NISMO1968

[ ... ]
Oct 19, 2013
78
13
8
San Antonio, TX
www.vmware.com
This is an outdated link really. If you pass-thru your hardware into VM using SR-IOV & assign proper amount of vCPU to it you'll get an excellent performance. This is how Microsoft XBOX works: Hyper-V kernel, and all hardware runs inside own virtual machine :)

Spaces Direct - My mind still can't get around a 2 node system having one failure domain.

Not convinced on the kernel mode point, there have been a number of discussions / posts / stats that appear to debunk that particular claim. I've no actual experience other than to note that my HPE VSA with tiered storage is faster than my all flash 4 node VSAN at this point in time. Which kind of alludes to your last point :)

In Kernel or Not In Kernel – This Is The Hyperconverged Question
 

ecosse

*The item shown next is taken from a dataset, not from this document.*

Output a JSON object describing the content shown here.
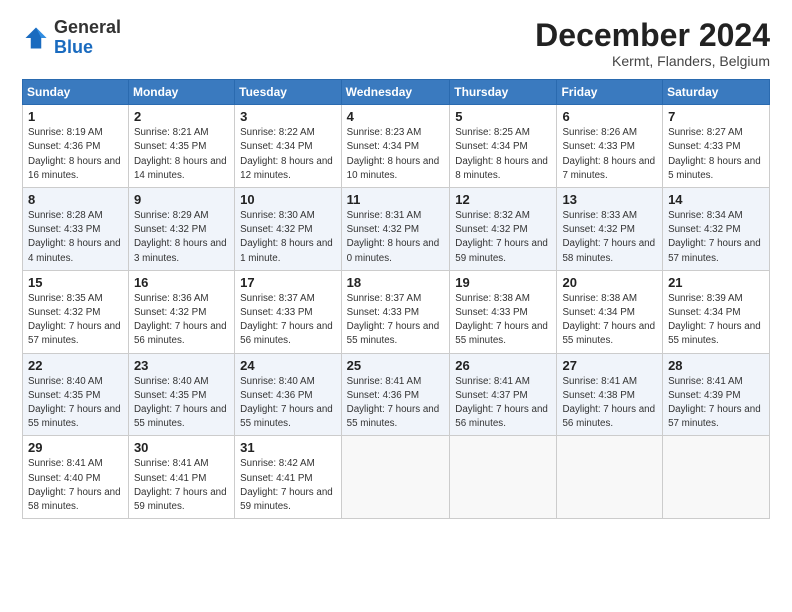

Active Member
Jul 2, 2013
381
66
28
This is an outdated link really. If you pass-thru your hardware into VM using SR-IOV & assign proper amount of vCPU to it you'll get an excellent performance. This is how Microsoft XBOX works: Hyper-V kernel, and all hardware runs inside own virtual machine :)
I don't think it is - direct IO path is not in kernel and yet offers excellent performance. Struggling to understand the relevance of Xbox (one).